Sometimes a song is so powerful that just simply hearing it will compel fellow artistic spirits into action. And sometimes a video is so powerful that it inspires those who see it to dig deeper into the story behind and just learn a little bit of history themselves. But it’s rare that the video and song come together in such a powerful presentation that there are very few words that could describe how stunning it really is. But as is our duty, we shall try.
First, allow us to introduce you to Alialujah Choir from Portland, OR. A collection of well known artists in the Pacific Northwest scene, Alialujah Choir was assembled by Adam Shearer and Aila Farah of Weinland and Adam Selzer of Norfolk & Western and M. Ward. When they gathered to record their new single “A House, A Home” and full length, self-titled debut album, they simply wanted to so make music for the sake of making music together and to find an escape from the frantic lifestyle of touring musicians. They had no commercial ambitions, just artistic ones, but a funny thing happened along the way; they made a seriously accessible record, largely due to the producing skills of Selzer and the comfortable confines of the Type Foundry studio. The album is chock full of of rich layers of sound created with sparse instrumentation, and there’s never a lacking moment from the beginning to end.
The single for “A House, A Home” is inspired by the true story of Dr. James Hawthorne, a respected 19th Century physician whose approach to treatment for patients with mental illness was respected and admired for the attention and kindness he offered, at a time when many others were quick to discard them and cast them aside. Written from the perspective of a young man in Dr. Hawthorne’s care, the lyrics deal with his conflicting emotions about the girl he has been in love with during his time at the Oregon Hospital For The Insane, but whom he also suspects of having a relationship with Dr. Hawthorne. The man is convinced of his suspicions after seeing her leaving the Doctor’s office and takes his own life.
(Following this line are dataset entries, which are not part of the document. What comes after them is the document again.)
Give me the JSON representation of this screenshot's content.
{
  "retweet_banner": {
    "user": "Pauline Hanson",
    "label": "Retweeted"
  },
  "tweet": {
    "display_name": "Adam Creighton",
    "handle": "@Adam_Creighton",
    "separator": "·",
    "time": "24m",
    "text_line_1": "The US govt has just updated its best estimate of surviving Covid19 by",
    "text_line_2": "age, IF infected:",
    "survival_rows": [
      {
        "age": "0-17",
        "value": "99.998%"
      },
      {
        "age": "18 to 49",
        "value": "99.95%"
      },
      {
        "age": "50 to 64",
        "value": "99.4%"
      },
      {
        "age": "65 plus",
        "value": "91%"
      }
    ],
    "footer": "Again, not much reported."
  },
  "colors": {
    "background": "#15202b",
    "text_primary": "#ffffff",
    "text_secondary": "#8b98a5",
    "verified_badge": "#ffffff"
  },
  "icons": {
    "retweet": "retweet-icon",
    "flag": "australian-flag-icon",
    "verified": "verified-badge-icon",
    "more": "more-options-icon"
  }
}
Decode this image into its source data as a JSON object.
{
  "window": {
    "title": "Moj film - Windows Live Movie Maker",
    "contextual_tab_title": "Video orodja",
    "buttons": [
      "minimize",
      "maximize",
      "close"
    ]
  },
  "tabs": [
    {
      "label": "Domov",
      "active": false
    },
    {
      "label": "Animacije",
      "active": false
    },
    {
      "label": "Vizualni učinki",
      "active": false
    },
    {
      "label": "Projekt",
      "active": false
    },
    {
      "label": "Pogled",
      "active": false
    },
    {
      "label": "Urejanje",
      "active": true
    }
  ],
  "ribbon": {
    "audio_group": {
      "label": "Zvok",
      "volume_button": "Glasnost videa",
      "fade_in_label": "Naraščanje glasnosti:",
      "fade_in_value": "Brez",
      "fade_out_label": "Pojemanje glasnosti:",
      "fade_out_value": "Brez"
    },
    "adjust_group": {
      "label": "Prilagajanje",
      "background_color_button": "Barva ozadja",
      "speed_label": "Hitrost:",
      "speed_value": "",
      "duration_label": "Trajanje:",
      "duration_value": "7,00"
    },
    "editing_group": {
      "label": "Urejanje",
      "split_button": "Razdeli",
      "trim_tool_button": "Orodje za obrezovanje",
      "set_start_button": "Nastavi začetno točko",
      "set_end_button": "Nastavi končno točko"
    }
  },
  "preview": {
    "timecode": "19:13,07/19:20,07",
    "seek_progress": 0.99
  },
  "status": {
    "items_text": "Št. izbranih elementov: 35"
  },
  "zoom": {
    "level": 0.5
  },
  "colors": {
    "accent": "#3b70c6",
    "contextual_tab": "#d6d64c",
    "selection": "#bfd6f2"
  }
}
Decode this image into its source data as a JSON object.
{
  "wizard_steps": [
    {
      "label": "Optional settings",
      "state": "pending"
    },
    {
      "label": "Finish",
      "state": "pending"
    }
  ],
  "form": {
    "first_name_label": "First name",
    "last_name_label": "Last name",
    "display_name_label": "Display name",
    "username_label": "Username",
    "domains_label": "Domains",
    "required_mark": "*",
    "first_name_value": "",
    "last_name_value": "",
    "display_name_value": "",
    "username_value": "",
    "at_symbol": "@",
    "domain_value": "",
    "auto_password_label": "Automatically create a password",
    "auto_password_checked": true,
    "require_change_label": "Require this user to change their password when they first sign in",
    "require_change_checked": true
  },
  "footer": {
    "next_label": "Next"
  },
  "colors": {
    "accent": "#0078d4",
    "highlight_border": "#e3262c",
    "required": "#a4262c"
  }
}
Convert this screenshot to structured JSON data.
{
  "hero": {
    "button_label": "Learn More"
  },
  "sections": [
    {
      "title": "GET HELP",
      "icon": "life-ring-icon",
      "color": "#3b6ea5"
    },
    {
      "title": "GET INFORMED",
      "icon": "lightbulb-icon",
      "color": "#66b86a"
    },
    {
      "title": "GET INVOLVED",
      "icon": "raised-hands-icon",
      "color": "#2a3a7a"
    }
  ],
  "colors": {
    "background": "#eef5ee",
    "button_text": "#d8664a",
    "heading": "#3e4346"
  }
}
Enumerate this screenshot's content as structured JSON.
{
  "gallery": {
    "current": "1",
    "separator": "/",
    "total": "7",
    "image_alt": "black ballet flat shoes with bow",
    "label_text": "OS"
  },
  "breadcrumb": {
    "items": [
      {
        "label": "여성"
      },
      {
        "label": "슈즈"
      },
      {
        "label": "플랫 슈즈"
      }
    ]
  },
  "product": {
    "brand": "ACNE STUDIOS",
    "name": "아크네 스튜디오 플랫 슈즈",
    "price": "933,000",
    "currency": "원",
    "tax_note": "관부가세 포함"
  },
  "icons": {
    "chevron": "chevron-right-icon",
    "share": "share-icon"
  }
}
Only in the afterlife when he is cured of his afflictions can he see he was wrong and that his own condition lead him to believe in things that were not true or wildly exaggerating his own fears, but luckily he is able to take comfort knowing that the girl does indeed reciprocate his feelings and he is able to find peace with himself.